Those with soggy fields on their farms see a problem. Those with soggy fields at one of the nation’s premier farm shows see an opportunity to create a win-win solution.
“One of our production fields had some drainage problems. We had problems with gully erosion and wet conditions in the field due to poor drainage,” said Matt Sullivan, assistant manager of the Farm Science Review (FSR). “We saw the opportunity to promote some new drainage practices with this.”
Going into 2007, the FSR was looking to show visitors some cutting edge drainage installation techniques with the Ohio Land Improvement Contractors of America (OLICA). While OLICA was very interested in the opportunity to get some exposure at the FSR, the association also had limited time to do the proper legwork for a successful drainage installation job leading up to the show.
To address this problem, FSR turned to students in Ohio State’s Agricultural Engineering program.
“We thought the group of seniors in the Capstone course that was doing soil and water engineering could work on it. Essentially, I was their customer and they designed a plan to meet my needs,” Sullivan said. “They came out and took pictures. They met with the county engineer. They met with the necessary associations. Once they gathered all of their baseline data, they got their elevation maps, and then they studied all the various drainage designs and created a plan with waterways, drainage pipes and put in a control structure to create a water table in the soil. They took it from a bare field to solving the problem with drainage.”
Justin Dabbelt was one of those students and really appreciated the chance to add real life application to his coursework at Ohio State.

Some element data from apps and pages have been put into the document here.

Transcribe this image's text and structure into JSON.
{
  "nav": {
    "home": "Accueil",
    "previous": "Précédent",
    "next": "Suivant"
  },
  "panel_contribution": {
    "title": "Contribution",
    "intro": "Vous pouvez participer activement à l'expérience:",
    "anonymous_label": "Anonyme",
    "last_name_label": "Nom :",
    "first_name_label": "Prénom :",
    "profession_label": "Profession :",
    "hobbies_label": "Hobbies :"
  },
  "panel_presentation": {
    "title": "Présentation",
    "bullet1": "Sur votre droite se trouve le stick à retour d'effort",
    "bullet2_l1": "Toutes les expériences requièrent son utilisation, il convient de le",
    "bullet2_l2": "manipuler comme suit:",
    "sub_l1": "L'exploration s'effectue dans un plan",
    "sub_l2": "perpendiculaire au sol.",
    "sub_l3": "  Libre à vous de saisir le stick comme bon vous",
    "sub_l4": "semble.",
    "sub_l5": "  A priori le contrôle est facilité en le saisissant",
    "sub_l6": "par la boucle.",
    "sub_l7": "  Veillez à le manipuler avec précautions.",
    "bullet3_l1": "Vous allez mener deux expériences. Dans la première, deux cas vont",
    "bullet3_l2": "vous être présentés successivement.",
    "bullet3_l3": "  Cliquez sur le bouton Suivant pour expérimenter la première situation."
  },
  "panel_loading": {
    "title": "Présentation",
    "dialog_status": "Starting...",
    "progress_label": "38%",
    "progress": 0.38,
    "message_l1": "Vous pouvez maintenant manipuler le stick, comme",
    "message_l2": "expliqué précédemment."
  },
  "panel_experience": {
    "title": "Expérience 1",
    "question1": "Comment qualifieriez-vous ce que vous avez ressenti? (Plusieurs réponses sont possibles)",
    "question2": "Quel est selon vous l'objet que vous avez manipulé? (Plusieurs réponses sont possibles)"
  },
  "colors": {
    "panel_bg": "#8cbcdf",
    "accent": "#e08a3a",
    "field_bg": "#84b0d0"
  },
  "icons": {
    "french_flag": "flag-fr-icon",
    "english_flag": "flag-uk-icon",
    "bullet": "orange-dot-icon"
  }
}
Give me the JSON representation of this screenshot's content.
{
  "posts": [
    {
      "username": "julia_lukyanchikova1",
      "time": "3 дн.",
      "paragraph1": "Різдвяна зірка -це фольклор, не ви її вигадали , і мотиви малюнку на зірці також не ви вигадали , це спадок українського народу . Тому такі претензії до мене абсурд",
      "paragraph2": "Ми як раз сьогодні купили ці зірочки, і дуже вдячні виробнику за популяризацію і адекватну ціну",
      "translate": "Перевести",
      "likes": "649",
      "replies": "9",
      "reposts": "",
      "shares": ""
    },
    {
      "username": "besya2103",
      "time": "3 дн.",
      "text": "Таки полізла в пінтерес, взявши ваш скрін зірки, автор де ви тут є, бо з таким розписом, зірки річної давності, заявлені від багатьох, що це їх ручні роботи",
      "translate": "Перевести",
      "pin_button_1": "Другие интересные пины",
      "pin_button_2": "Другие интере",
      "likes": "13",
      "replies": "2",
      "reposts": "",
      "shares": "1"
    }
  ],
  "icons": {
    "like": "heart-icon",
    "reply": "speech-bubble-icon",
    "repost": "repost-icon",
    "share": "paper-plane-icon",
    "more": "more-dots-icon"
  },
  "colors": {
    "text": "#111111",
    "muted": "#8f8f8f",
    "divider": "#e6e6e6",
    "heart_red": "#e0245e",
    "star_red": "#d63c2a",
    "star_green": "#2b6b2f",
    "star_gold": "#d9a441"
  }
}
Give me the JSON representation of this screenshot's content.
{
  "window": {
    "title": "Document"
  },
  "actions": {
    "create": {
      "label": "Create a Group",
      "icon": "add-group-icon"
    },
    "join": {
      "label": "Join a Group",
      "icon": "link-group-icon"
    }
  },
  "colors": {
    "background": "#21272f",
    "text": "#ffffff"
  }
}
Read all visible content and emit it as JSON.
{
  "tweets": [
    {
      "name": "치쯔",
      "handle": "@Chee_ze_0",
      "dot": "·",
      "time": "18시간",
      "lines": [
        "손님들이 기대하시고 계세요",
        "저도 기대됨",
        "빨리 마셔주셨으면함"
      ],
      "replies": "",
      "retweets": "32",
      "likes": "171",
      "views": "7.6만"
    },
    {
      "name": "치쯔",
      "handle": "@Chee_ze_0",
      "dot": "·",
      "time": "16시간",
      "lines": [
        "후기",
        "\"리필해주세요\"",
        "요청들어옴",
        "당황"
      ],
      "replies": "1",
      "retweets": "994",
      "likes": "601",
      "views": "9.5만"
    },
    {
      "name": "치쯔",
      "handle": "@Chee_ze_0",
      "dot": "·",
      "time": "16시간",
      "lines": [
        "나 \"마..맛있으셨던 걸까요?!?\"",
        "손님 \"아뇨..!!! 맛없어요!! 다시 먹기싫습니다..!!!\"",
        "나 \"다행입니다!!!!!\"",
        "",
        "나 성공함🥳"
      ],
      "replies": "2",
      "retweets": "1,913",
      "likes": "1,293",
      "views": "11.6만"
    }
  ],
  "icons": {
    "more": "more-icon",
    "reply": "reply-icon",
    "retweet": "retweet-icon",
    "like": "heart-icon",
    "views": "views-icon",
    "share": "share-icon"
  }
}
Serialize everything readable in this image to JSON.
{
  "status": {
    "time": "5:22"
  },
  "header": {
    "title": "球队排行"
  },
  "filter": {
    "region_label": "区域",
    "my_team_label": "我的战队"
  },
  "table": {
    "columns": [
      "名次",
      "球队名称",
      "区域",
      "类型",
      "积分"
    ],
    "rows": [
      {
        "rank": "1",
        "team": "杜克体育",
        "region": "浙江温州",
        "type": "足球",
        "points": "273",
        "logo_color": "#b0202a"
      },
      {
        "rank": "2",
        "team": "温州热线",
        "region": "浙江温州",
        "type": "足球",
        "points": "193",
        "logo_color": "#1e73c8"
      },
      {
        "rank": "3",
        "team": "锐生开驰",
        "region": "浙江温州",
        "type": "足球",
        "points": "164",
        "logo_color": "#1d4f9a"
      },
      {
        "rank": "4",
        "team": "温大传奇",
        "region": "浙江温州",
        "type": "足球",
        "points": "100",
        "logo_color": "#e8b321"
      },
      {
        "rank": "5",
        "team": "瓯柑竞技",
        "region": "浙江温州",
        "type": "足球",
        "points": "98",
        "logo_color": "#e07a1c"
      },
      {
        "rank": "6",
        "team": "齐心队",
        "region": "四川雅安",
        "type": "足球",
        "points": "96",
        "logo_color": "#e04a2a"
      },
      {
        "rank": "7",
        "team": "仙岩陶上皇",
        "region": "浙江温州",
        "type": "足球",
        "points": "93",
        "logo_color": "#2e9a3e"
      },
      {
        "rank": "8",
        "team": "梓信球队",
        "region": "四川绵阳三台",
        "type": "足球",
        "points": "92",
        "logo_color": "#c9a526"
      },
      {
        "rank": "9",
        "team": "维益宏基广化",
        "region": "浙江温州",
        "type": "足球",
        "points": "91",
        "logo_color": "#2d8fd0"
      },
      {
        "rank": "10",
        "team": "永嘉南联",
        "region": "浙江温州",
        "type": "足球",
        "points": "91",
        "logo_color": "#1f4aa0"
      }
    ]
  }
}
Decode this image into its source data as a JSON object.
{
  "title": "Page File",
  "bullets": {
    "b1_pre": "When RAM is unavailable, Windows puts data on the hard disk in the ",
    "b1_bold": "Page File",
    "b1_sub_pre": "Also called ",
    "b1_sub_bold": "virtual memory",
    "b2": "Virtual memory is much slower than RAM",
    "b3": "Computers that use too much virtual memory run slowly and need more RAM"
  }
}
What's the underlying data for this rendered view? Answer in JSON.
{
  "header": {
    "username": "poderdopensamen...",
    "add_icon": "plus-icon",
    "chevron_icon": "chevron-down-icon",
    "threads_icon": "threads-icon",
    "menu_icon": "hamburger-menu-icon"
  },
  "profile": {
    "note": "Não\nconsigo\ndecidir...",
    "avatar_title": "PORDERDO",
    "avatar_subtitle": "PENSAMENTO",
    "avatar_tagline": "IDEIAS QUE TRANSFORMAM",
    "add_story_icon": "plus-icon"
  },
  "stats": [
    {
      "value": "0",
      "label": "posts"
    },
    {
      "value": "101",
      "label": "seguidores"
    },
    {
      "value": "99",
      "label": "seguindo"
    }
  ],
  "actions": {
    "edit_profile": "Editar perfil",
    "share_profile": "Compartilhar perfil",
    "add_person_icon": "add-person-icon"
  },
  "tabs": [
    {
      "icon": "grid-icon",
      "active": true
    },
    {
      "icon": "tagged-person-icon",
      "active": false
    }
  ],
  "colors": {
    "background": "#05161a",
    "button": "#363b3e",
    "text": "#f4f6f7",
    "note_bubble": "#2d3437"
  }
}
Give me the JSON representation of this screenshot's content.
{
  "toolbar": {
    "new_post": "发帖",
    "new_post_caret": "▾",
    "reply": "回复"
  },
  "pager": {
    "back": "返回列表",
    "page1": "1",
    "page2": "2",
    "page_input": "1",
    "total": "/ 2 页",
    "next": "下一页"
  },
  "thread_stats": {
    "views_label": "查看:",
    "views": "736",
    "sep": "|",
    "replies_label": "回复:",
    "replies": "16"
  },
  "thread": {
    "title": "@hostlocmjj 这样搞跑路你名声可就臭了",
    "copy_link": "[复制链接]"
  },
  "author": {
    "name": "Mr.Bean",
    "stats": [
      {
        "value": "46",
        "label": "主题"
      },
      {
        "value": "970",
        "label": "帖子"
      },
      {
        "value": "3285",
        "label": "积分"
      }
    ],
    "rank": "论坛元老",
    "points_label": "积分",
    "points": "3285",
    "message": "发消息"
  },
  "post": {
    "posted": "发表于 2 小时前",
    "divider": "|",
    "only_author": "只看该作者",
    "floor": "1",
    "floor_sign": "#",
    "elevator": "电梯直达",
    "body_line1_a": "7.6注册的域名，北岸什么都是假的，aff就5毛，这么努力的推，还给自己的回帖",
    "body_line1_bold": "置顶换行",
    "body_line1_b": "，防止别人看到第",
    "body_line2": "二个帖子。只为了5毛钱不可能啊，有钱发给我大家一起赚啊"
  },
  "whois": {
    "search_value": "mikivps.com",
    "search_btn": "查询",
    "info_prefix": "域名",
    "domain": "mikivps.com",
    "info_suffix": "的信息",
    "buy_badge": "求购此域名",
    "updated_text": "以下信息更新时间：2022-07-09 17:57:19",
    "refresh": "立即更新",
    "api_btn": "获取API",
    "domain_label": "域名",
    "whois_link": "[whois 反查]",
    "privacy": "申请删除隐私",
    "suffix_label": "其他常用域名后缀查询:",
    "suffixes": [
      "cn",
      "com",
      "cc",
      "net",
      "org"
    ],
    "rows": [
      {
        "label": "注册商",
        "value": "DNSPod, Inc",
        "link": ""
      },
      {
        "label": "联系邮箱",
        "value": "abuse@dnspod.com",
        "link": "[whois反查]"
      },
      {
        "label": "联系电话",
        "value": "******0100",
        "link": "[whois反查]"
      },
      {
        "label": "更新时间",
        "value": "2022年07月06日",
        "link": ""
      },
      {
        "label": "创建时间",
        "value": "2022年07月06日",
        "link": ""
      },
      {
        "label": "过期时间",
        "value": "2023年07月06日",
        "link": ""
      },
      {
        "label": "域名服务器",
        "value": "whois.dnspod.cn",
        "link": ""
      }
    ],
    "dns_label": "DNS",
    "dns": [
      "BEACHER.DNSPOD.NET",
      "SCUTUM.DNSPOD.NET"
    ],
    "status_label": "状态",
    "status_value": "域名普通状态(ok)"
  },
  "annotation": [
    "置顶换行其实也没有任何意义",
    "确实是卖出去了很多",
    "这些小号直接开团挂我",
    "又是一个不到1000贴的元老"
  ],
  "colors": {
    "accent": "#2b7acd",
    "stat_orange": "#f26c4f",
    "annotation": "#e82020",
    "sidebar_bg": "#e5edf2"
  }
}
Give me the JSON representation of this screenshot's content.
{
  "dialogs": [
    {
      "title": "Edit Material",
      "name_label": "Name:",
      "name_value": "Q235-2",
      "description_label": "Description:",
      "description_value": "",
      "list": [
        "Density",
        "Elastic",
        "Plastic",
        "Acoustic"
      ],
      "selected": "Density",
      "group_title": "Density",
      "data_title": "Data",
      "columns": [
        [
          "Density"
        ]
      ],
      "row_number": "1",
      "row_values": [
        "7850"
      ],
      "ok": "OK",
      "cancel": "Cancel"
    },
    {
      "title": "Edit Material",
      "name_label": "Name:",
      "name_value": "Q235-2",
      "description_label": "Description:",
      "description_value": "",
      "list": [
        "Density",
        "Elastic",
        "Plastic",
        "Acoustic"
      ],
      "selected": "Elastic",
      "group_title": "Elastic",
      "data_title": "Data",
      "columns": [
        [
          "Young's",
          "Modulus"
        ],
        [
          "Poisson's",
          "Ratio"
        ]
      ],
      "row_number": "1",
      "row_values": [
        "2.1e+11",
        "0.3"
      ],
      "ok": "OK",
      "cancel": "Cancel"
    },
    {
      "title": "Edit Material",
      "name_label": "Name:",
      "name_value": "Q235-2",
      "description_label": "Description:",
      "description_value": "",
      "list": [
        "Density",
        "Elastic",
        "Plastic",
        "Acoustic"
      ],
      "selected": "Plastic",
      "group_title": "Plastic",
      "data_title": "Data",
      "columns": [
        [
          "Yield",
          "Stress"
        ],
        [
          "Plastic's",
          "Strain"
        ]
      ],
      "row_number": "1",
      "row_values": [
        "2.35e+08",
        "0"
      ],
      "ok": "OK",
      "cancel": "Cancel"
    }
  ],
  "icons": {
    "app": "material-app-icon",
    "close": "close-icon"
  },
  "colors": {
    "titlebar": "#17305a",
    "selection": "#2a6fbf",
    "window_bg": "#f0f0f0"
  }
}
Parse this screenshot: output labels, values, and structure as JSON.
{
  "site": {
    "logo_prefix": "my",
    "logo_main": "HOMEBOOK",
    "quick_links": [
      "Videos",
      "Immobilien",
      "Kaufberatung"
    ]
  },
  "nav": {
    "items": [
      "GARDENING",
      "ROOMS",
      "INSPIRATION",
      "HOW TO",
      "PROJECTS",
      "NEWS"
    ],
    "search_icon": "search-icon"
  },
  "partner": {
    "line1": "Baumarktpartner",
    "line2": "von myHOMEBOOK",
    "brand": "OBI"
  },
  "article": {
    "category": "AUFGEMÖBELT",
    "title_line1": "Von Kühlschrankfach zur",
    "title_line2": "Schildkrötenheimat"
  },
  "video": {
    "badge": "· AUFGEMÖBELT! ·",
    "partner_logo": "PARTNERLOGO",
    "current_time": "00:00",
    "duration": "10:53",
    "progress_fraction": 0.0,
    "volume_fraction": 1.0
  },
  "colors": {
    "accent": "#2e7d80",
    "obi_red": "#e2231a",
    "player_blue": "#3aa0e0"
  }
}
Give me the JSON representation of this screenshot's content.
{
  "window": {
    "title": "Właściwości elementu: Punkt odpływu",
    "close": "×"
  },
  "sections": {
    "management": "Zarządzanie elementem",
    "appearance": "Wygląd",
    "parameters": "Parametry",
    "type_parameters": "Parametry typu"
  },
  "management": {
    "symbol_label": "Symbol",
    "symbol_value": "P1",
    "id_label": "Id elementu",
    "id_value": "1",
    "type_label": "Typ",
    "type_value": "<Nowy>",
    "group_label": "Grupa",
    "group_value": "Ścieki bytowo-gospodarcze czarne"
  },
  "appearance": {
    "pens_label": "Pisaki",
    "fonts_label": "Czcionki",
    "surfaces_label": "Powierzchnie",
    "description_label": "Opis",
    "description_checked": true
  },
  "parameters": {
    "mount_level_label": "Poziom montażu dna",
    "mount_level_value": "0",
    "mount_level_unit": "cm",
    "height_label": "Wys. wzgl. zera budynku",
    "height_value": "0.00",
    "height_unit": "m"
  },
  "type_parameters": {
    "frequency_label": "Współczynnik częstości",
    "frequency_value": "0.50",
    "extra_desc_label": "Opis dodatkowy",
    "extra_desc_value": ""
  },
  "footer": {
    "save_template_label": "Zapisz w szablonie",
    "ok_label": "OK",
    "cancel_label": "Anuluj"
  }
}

“We were like the contractors. We found out there was no drainage in the northern part of the field. We went through and redesigned the layout and added a new grass waterway.
It actually correlated really well with our drainage class and it was a great learning experience,” Dabbelt said. “We got to encounter some real life challenges and learn how to handle them. It gave us a lot of responsibility and they took our student ideas and really put them to use. It was a lot of fun and it is great working with the guys at FSR.”
The only thing the students did not do for the project was the installation, which is where OLICA came in.
“The student plan provided OLICA with a nice baseline for their project, which really helped. It worked out very well with OLICA, and the students got an A in my book, too,” Sullivan said. “It was a real win-win.”
This year, FSR visitors will also win because OLICA is returning to do more installation projects using the student design used in the previous project. They will put on display the most up-to-date drainage technology and installation practices for visitors to see over the three-day show.
“This year they are going to be just north of 70. We’re going to have shuttles taking people back and forth starting in the morning,” Sullivan said. “They do an excellent job. Everything they have installed works perfectly. The ground is able to absorb the excess moisture and reduce the erosion. We’ve seen great results out of the fields OLICA has already done and, ultimately, we’re going to have four fields with perfect conditions for growing crops.”